It says in the portion Vayetze that Jacob has a dream, and then he wakes up. We know the dream; he sees the ladder and the angels going up and down. It says in both the Torah and the Zohar that Jacob wakes up from his sleep and says, as if he's upset at himself, “The Creator is here too! How did I not know that? God was here, the Light of the Creator was here… Why did I let myself sleep?”
So, the Zohar tells us that this place, both in physical space and time, for whatever reason, was destined to reveal great Light. But, is it surprising, even for Jacob, that he didn't know this was the moment and place where great revelations would happen? It doesn't make sense that he would be upset about that, because we never know when the moment or place will be when great Light is going to be revealed.
Therefore, it's surprising; why is Jacob beating himself up for not knowing that was such a powerful place and time? The Zohar says, and it's important we understand this, that there is a secret here of what Jacob is telling himself and of what he’s teaching us. Jacob wakes up and says, "I didn't know. I did not come to connect to what is called the face of the Creator.”

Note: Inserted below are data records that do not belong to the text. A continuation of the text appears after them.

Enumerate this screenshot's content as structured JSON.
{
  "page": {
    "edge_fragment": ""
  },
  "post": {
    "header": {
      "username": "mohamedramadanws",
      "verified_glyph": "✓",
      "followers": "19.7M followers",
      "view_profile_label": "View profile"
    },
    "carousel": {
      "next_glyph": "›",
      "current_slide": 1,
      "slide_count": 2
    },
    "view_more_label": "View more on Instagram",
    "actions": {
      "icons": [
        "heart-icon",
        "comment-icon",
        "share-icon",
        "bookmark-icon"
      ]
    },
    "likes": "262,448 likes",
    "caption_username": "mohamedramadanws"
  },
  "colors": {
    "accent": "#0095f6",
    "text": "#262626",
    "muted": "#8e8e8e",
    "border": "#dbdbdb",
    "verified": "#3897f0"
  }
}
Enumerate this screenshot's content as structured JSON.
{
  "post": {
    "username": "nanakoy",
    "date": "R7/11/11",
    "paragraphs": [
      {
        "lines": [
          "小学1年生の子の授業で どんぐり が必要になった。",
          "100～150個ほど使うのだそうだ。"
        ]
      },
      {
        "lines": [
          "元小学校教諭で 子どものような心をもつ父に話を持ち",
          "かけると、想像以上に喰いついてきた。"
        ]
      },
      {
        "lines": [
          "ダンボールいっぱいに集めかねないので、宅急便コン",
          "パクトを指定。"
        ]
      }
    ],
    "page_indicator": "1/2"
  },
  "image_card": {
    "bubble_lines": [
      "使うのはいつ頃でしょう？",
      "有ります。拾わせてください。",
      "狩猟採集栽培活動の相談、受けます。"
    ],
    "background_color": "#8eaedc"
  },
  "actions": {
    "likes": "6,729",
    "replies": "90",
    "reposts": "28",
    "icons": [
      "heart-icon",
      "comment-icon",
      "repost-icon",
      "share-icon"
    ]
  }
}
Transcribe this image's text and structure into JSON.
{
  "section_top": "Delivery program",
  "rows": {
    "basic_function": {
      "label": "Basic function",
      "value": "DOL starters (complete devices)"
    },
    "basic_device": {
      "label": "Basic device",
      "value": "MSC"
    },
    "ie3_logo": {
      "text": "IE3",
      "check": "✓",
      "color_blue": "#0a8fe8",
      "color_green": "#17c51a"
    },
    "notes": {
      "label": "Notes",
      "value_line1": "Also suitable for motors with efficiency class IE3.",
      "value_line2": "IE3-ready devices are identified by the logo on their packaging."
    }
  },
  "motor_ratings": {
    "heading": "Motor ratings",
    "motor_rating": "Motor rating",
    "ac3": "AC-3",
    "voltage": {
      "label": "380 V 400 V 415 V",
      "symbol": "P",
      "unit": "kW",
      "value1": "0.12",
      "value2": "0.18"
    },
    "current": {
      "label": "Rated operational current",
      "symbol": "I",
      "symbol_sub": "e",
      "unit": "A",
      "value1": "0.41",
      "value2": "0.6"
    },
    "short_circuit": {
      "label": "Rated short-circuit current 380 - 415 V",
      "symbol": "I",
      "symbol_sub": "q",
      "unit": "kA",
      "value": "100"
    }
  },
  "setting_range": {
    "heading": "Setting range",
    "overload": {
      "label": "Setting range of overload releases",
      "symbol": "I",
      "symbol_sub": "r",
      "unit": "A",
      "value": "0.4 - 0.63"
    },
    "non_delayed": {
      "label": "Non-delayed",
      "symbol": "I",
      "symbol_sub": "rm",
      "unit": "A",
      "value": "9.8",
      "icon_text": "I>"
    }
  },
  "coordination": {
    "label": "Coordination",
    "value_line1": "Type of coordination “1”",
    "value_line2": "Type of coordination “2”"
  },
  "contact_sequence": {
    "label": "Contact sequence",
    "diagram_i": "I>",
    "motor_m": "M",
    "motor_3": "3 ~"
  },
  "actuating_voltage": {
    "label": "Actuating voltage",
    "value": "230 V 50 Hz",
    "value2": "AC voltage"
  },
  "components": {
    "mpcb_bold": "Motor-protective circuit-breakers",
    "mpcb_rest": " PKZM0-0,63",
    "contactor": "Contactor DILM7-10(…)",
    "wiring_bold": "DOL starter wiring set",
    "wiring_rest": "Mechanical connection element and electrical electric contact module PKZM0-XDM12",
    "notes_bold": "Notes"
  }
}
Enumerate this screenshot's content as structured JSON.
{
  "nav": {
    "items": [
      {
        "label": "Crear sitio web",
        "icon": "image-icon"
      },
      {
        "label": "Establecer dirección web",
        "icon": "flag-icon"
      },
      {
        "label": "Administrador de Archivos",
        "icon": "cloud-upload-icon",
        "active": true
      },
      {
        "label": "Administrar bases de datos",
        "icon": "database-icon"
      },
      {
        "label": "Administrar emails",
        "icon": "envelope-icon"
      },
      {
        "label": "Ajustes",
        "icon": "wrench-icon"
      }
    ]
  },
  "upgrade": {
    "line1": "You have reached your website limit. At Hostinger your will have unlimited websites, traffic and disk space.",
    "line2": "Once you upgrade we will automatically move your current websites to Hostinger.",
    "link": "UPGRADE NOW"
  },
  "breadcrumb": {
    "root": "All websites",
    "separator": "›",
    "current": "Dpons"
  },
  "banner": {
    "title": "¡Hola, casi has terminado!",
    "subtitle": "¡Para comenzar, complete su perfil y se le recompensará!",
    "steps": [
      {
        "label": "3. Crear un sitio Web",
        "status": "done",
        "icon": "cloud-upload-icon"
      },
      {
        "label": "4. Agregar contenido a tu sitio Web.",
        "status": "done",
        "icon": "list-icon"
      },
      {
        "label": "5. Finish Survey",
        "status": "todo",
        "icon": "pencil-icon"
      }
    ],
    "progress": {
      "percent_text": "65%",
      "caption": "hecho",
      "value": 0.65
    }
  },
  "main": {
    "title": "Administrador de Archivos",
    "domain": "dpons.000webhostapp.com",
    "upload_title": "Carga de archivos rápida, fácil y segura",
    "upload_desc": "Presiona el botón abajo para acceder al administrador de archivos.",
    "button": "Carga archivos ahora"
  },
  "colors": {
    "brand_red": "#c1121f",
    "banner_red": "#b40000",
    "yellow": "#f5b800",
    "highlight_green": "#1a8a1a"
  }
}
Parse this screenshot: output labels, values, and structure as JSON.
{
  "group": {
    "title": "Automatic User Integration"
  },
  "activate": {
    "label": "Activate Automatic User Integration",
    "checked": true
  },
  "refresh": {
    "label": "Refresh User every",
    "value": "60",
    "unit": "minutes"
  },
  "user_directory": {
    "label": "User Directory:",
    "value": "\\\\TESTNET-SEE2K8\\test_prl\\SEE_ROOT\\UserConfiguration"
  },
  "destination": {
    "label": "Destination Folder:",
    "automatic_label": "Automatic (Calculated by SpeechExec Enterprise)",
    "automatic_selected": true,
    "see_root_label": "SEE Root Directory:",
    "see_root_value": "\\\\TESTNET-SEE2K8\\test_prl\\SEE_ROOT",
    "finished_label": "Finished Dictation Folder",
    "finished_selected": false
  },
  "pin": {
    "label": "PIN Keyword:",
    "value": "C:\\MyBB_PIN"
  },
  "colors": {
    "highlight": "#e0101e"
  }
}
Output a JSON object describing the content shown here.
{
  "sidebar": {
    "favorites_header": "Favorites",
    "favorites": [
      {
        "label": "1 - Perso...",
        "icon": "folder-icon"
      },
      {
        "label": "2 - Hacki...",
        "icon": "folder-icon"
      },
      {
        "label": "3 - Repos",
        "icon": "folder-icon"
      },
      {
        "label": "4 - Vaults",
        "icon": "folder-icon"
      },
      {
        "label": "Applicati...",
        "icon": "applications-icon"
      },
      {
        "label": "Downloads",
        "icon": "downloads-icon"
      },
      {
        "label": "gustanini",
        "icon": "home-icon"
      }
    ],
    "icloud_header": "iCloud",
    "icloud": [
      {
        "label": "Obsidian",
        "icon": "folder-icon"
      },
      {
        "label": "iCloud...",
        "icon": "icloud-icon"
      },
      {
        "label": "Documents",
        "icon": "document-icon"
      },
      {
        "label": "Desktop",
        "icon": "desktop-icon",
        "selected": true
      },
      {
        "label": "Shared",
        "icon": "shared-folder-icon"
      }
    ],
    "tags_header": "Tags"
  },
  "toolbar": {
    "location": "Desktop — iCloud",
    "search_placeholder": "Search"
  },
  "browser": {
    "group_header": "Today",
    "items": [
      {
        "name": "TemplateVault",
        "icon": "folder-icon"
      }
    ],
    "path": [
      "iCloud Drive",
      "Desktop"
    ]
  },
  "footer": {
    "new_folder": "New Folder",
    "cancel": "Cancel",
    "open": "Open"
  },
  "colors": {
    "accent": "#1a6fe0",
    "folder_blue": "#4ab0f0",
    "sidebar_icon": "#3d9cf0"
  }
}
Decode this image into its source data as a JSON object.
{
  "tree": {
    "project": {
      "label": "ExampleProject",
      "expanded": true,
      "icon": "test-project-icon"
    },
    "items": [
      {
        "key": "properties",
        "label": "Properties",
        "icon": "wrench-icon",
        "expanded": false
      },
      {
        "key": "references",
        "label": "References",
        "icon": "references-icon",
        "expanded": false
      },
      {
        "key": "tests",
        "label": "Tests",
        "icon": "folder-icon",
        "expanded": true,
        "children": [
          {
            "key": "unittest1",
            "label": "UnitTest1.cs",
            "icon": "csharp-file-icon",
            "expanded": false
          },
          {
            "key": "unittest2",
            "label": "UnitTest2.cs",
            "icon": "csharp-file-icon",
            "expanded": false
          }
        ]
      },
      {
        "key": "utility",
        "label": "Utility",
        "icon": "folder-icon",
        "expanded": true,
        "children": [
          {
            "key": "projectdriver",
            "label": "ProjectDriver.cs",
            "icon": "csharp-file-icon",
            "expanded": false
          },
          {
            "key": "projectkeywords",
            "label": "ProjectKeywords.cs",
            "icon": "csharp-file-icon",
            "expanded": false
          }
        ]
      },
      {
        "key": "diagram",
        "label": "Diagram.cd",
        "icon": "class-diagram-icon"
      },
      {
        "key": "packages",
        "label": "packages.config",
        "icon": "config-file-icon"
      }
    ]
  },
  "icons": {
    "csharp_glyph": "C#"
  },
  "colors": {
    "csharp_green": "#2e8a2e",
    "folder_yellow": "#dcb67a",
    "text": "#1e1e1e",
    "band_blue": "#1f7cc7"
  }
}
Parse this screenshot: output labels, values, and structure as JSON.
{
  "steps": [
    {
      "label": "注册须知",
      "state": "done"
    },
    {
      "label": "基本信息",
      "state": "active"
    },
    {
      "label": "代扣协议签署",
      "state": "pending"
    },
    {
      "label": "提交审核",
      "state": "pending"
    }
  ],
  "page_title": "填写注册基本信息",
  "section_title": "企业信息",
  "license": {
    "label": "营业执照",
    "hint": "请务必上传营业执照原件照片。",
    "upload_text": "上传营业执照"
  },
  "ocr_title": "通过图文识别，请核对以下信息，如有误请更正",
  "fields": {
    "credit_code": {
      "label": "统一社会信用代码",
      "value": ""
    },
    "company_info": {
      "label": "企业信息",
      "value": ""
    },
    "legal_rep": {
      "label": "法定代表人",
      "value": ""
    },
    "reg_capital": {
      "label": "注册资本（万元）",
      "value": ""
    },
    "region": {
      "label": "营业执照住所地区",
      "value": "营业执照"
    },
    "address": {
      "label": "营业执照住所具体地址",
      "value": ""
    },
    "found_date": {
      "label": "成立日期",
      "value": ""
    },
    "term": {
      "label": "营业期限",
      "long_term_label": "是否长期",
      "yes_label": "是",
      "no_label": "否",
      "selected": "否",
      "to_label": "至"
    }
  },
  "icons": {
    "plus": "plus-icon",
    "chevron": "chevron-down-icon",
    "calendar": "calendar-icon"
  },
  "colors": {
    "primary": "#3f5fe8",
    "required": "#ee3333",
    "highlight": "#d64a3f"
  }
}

Rav Ashlag explains that when Jacob says "I didn't know,” it is like he is asking, "How can all of this have been revealed to me and I've not pushed myself to know more, to connect even more powerfully and strongly to the Light of the Creator, and to become perfected?” Rav Berg would always say that the word "know" in Hebrew, yedia,represents unification. Therefore, Jacob is saying, "This was here, and I was not awakened to a greater connection to the Light of the Creator." He's talking about after the revelation; he has already had his dream and awakening. He said, "All this has happened to me, and I have not pushed myself enough to connect, or pushed myself under the wings of the Shechinah to become perfected."
So, the Zohar is telling us that when Jacob wakes up and asks, "How did I not know?” what he’s really saying is, "How did I allow myself not to push so completely to become perfected, after what I just experienced? After I had this experience, how could I go back to being the same?” That's the secret. What Jacob is saying to himself, and it is really more for us than for him, is, "This just happened. How can I still be the same person? How can I not be pushing myself to perfection?" And what Jacob said to himself is something that we have to be saying to ourselves every day, all the time. What Jacob gives us on this Shabbat, and the secret of the words he is saying, the Zohar tells us, is an awareness of how we could have experienced what we experienced and not be pushing ourselves in a completely different way.
We should merit, with the assistance of Jacob and an understanding of what the Zohar is telling us, not falling to the same thing. We have to ask ourselves, “How can I, after all that has happened, go back to, or even a little bit better than, where I was?” Jacob tells us it can't be that we have that experience and then not push ourselves towards perfection, in a completely different and more powerful way.
I strongly recommend reading that section in the Zohar over and over, because it’s the awakening every single one of us needs. It cannot be that we had that experience and then went back. It cannot be that we had that experience and we’re not pushing ourselves in a completely different way to become perfected. It's very important to understand.